What is needed here is a verbatim copy of the records that follow.

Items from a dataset
<<<<

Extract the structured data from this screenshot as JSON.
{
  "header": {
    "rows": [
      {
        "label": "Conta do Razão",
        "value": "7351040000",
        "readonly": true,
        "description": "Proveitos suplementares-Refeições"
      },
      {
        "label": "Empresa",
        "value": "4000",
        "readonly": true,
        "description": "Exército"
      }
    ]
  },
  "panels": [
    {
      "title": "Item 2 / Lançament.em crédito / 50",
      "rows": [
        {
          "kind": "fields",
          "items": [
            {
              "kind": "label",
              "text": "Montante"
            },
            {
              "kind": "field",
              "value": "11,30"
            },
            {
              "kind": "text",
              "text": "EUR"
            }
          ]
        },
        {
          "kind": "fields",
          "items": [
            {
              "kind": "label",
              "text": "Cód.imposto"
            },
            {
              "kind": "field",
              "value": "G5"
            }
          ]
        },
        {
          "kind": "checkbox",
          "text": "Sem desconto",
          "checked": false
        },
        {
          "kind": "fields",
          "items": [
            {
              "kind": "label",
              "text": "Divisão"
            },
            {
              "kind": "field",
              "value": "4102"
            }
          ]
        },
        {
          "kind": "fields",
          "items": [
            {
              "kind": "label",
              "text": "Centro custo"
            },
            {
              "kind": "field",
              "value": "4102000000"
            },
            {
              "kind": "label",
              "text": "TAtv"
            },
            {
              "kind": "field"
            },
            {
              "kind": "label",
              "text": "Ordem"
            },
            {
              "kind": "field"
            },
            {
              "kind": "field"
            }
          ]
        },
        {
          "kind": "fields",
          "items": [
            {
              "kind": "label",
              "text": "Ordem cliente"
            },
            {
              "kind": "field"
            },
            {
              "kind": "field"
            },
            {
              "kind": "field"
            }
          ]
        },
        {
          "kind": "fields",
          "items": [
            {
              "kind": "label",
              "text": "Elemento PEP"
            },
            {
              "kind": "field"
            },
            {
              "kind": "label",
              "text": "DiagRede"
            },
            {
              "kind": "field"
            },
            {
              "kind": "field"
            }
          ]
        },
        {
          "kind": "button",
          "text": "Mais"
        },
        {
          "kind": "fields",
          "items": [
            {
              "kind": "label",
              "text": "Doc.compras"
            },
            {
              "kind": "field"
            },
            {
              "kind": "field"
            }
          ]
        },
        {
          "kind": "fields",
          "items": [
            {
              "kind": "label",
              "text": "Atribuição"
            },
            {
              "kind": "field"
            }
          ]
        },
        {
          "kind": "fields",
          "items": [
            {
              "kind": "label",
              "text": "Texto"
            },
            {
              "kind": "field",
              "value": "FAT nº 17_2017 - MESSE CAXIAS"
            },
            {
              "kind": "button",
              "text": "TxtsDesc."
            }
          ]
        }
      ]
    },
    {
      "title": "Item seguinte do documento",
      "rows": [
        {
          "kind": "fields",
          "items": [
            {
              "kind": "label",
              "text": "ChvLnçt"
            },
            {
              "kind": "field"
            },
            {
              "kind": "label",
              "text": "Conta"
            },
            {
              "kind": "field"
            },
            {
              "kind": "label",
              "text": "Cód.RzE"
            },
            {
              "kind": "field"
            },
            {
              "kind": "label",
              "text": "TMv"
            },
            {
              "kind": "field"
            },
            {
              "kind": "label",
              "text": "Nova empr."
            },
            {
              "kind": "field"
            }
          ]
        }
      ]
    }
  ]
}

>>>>

** Response to this exercise **
Extract the structured data from this screenshot as JSON.
{
  "header": {
    "rows": [
      {
        "label": "Conta do Razão",
        "value": "7351040000",
        "readonly": true,
        "description": "Proveitos suplementares-Refeições"
      },
      {
        "label": "Empresa",
        "value": "4000",
        "readonly": true,
        "description": "Exército"
      }
    ]
  },
  "panels": [
    {
      "title": "Item 2 / Lançament.em crédito / 50",
      "rows": [
        {
          "kind": "fields",
          "items": [
            {
              "kind": "label",
              "text": "Montante"
            },
            {
              "kind": "field",
              "value": "11,30"
            },
            {
              "kind": "text",
              "text": "EUR"
            }
          ]
        },
        {
          "kind": "fields",
          "items": [
            {
              "kind": "label",
              "text": "Cód.imposto"
            },
            {
              "kind": "field",
              "value": "G5"
            }
          ]
        },
        {
          "kind": "checkbox",
          "text": "Sem desconto",
          "checked": false
        },
        {
          "kind": "fields",
          "items": [
            {
              "kind": "label",
              "text": "Divisão"
            },
            {
              "kind": "field",
              "value": "4102"
            }
          ]
        },
        {
          "kind": "fields",
          "items": [
            {
              "kind": "label",
              "text": "Centro custo"
            },
            {
              "kind": "field",
              "value": "4102000000"
            },
            {
              "kind": "label",
              "text": "TAtv"
            },
            {
              "kind": "field"
            },
            {
              "kind": "label",
              "text": "Ordem"
            },
            {
              "kind": "field"
            },
            {
              "kind": "field"
            }
          ]
        },
        {
          "kind": "fields",
          "items": [
            {
              "kind": "label",
              "text": "Ordem cliente"
            },
            {
              "kind": "field"
            },
            {
              "kind": "field"
            },
            {
              "kind": "field"
            }
          ]
        },
        {
          "kind": "fields",
          "items": [
            {
              "kind": "label",
              "text": "Elemento PEP"
            },
            {
              "kind": "field"
            },
            {
              "kind": "label",
              "text": "DiagRede"
            },
            {
              "kind": "field"
            },
            {
              "kind": "field"
            }
          ]
        },
        {
          "kind": "button",
          "text": "Mais"
        },
        {
          "kind": "fields",
          "items": [
            {
              "kind": "label",
              "text": "Doc.compras"
            },
            {
              "kind": "field"
            },
            {
              "kind": "field"
            }
          ]
        },
        {
          "kind": "fields",
          "items": [
            {
              "kind": "label",
              "text": "Atribuição"
            },
            {
              "kind": "field"
            }
          ]
        },
        {
          "kind": "fields",
          "items": [
            {
              "kind": "label",
              "text": "Texto"
            },
            {
              "kind": "field",
              "value": "FAT nº 17_2017 - MESSE CAXIAS"
            },
            {
              "kind": "button",
              "text": "TxtsDesc."
            }
          ]
        }
      ]
    },
    {
      "title": "Item seguinte do documento",
      "rows": [
        {
          "kind": "fields",
          "items": [
            {
              "kind": "label",
              "text": "ChvLnçt"
            },
            {
              "kind": "field"
            },
            {
              "kind": "label",
              "text": "Conta"
            },
            {
              "kind": "field"
            },
            {
              "kind": "label",
              "text": "Cód.RzE"
            },
            {
              "kind": "field"
            },
            {
              "kind": "label",
              "text": "TMv"
            },
            {
              "kind": "field"
            },
            {
              "kind": "label",
              "text": "Nova empr."
            },
            {
              "kind": "field"
            }
          ]
        }
      ]
    }
  ]
}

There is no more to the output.